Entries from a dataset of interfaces
──────────────────────────────
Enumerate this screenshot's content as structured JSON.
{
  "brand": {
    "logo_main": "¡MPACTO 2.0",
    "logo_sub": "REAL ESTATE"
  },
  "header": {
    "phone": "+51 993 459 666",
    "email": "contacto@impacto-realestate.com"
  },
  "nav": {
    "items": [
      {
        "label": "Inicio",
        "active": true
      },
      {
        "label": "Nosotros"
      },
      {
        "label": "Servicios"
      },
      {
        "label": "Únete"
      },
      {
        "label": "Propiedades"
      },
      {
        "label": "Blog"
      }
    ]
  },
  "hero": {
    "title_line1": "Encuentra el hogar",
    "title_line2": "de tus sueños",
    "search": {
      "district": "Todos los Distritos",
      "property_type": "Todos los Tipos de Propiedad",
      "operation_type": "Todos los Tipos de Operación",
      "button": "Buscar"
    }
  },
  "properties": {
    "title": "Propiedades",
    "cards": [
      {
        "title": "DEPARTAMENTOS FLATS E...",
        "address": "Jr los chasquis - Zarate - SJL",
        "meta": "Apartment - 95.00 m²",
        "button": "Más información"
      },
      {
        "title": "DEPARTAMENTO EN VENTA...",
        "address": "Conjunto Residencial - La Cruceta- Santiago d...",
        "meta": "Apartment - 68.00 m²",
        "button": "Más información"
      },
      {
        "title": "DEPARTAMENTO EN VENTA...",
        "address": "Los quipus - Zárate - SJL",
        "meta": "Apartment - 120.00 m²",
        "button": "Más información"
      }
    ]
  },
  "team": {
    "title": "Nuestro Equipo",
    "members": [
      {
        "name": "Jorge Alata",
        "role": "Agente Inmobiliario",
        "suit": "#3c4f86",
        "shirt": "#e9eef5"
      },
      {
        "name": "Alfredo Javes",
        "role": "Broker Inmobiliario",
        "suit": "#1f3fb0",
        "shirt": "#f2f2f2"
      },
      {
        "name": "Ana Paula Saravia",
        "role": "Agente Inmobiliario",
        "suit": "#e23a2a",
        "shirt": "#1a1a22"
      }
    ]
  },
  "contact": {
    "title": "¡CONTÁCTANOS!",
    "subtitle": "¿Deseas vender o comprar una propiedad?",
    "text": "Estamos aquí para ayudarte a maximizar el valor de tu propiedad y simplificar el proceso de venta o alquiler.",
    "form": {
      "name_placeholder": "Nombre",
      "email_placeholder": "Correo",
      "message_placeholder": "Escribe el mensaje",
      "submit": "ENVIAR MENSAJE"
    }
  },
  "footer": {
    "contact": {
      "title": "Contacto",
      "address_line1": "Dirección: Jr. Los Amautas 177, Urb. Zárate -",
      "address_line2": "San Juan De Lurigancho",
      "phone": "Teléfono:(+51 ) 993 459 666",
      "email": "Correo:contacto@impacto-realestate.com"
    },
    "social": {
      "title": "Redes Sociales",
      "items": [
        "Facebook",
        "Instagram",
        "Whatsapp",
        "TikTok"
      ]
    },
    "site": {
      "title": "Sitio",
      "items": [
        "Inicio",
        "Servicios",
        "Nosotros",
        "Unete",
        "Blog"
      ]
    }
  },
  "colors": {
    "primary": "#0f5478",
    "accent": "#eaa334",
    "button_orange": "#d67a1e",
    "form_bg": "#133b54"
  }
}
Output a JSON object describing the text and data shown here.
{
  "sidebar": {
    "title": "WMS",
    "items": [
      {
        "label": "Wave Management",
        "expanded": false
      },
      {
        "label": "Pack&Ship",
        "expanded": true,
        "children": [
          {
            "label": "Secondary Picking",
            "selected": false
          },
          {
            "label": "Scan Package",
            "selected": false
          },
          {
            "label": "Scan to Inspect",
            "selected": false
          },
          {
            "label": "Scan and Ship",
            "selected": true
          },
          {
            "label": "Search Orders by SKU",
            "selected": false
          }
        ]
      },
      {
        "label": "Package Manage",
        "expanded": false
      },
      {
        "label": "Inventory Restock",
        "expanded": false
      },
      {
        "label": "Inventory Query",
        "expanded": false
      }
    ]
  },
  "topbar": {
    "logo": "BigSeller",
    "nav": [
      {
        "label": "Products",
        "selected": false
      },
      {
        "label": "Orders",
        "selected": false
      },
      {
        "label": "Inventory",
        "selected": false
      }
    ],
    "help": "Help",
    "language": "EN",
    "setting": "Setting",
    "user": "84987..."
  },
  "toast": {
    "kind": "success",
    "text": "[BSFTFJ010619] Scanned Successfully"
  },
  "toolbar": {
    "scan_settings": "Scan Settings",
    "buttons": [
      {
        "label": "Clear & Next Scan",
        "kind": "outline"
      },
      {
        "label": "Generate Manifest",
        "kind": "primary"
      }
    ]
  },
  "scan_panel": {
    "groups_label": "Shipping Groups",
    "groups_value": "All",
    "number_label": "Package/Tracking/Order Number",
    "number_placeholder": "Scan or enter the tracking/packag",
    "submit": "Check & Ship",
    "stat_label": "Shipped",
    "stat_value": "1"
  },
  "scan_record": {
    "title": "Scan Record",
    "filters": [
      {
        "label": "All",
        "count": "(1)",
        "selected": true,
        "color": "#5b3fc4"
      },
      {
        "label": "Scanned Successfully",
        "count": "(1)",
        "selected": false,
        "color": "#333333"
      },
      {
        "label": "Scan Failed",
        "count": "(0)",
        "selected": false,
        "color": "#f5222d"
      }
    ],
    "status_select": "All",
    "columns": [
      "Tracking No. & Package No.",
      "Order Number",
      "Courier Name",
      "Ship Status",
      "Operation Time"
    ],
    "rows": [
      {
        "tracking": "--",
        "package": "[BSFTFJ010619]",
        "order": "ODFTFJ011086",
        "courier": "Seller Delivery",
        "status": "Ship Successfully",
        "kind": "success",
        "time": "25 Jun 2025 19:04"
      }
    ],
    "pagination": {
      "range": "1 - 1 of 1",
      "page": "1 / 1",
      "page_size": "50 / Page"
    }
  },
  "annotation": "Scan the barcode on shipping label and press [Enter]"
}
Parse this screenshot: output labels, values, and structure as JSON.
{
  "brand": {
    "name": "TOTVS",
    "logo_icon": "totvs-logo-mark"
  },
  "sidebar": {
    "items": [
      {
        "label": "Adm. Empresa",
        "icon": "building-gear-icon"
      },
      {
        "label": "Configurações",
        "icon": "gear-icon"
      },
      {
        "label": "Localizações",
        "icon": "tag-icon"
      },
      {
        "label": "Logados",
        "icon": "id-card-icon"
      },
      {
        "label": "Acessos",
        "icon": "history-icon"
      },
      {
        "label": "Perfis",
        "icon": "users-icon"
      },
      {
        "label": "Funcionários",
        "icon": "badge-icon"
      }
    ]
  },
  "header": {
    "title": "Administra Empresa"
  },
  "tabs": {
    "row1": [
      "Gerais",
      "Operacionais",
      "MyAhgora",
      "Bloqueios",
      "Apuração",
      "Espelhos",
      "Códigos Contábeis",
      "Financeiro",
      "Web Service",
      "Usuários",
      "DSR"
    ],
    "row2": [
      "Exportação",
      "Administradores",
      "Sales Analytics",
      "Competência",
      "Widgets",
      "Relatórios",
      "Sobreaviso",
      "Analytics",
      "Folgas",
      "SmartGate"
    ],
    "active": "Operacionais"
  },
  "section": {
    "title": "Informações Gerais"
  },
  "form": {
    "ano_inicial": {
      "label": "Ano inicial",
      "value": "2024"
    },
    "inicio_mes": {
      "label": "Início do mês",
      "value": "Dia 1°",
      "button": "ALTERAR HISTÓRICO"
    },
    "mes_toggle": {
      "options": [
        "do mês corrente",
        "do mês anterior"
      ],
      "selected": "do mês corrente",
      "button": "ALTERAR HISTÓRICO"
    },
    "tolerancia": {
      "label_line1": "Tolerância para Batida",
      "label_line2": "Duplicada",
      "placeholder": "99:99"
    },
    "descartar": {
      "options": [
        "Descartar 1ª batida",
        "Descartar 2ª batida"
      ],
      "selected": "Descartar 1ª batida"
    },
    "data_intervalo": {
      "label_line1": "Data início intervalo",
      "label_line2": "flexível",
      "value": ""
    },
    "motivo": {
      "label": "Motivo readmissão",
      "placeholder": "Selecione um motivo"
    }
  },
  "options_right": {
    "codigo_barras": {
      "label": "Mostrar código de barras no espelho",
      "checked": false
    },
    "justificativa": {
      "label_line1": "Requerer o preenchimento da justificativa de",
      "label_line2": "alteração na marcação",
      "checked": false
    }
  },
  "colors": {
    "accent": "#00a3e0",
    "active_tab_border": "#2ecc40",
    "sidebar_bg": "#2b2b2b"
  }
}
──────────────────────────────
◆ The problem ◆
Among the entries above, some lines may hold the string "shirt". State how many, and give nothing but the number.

◆ Your solution ◆
3